While we are supportive of allowing private businesses the right to determine how they are run, we believe this would be a step back from hard-won laws protecting people from the dangers of secondhand smoke.
Some are claiming — especially lawmakers with casinos in their districts — that this is an economic issue, insisting there are hordes of would-be gamblers who are sitting at home playing solitaire because they can't gamble and smoke at a casino.
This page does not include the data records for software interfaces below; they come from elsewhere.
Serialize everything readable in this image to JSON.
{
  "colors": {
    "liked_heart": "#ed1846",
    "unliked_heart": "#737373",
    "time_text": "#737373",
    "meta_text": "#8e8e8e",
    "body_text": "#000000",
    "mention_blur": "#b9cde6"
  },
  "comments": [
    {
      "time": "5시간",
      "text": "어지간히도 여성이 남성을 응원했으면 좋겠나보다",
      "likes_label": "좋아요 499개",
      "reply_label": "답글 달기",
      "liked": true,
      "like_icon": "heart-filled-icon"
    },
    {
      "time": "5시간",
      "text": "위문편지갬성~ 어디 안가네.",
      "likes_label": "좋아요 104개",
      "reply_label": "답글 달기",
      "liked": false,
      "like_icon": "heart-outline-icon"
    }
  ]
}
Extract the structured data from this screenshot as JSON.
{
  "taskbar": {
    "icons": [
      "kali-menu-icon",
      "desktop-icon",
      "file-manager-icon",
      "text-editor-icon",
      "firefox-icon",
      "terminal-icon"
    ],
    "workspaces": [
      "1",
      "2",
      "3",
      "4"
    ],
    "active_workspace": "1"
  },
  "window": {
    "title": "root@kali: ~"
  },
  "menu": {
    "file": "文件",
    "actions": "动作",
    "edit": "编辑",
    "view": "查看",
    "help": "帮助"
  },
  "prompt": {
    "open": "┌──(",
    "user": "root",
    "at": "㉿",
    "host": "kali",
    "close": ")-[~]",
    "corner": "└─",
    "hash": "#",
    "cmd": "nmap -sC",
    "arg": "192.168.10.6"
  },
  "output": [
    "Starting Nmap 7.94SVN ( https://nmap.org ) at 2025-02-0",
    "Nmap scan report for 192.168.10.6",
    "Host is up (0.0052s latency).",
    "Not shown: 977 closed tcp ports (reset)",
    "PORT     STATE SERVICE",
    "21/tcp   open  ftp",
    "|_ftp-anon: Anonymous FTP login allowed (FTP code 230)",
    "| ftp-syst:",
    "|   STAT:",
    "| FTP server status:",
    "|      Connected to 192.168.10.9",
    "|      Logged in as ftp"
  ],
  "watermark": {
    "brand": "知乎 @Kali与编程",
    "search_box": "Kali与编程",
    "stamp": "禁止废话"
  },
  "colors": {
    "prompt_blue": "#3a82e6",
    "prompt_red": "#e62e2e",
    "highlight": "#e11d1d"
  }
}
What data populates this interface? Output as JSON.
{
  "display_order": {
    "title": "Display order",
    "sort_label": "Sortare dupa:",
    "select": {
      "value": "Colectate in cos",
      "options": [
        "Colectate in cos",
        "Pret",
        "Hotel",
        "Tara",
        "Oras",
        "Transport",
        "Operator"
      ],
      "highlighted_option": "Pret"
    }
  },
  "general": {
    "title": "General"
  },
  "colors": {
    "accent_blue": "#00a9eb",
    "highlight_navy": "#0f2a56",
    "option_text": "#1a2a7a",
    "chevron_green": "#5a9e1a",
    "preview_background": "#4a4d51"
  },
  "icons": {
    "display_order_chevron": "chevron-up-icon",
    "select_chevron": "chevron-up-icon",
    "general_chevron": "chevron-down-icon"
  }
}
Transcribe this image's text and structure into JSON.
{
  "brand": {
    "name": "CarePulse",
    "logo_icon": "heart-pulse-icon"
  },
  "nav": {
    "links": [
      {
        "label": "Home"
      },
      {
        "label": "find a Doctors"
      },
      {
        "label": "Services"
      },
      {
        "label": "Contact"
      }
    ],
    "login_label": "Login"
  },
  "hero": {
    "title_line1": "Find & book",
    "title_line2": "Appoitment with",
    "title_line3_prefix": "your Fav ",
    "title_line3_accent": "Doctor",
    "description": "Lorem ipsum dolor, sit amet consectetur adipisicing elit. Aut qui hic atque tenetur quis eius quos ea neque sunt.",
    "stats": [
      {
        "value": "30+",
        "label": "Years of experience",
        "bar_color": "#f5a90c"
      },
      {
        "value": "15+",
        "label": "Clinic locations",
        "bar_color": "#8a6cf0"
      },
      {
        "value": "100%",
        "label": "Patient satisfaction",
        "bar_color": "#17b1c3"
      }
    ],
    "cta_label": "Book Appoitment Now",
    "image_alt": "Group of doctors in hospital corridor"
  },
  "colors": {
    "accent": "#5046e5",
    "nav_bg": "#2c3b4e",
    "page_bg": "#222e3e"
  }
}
So that makes it all about jobs.
That's a dubious argument, we think.
What isn't arguable is that the problems smoking causes are a public health issue in West Virginia.
Health problems of West Virginians have been well-documented, and passage of this measure is a surrender in the fight for healthier environments and healthier lives.
The second measure is something we've addressed before: raising taxes on a pack of cigarettes.
Sponsored by Senate Minority Leader Jeff Kessler, D-Marshall, and supported by Department of Health and Human Services Secretary Karen Bowling, the bill would hike cigarette taxes here to more closely rival taxes in neighboring states.
The measure would raise West Virginia per-pack taxes from 55 cents a pack to $1.55.
That new rate would rival per-pack cigarette taxes in Ohio ($1.25), Pennsylvania ($1.60) and Maryland ($2).
Only the tobacco-producing states of Kentucky (60 cents) and Virginia (30 cents) would be lower.
Kessler says the increase will generate between $90 million and $137 million a year in additional revenue to the state, a significant amount of funding for a state where budget deficits have forced West Virginia to go to its Rainy Day fund.
And, Bowling says, such a measure would reduce the state's high rate of smoking and tobacco usage.
That would be significant for a state which ranks 12th in per-capita health spending, but ranks 48th in overall health outcomes.
We can, and must, do better.
Reducing rates of tobacco usage by taxing cigarettes at a higher level is a good place to start.
Herald-Dispatch, Huntington, West Virginia on smoking restrictions:
West Virginia has one of the most unhealthy populations in the United States, and the state's relatively high smoking rate plays no small role in that.
About 4,000 West Virginians typically die each year from diseases related to tobacco, and smoking contributes a host of other health problems that affect tens of thousands of others - both smokers and non-smokers, and even children and newborns.
So easing restrictions on smoking in public buildings around the state does not make much sense from a health standpoint. But the proponents of the bill that passed the state Senate last week are framing the changes as more of a pro-business and personal freedom action.
The bill would exempt veterans' organizations from indoor smoking bans - which have been passed on the county level - and allow race tracks, casinos, "adult-only" facilities such as bars and fraternal orders to apply for an exemption.
At least some of the support for the exemptions is coming from the gaming community, including the Mountaineer Casino Racetrack & Resort located in Hancock County, which is facing a county ban on indoor smoking in all public places that is scheduled to take effect July 1.
A number of studies have found that smoking bans do not hurt business at gambling facilities and bars, and there has been no evidence that Cabell County's 2004 ban has hurt business. But some in the hospitality industry still worry that it might.
Meanwhile, casinos across the country operate under a wide range of restrictions from 100 percent smoke-free buildings to operations with smoke-free areas to riverboat casinos with no restrictions.
However, there are bigger "business" issues here. The annual health care costs related to smoking in West Virginia top $1 billion. The state also loses another $1.2 billion in productivity because of smoking, according to the Campaign for Tobacco Free Kids. High smoking rates and the resulting poor health impair our workforce and make it less attractive for business investment.
Viewing public smoking policy only from its impact on gambling and alcohol sales seems more than a little shortsighted.
This bill would be a step backward for West Virginia on a key health issue and do little for economic development.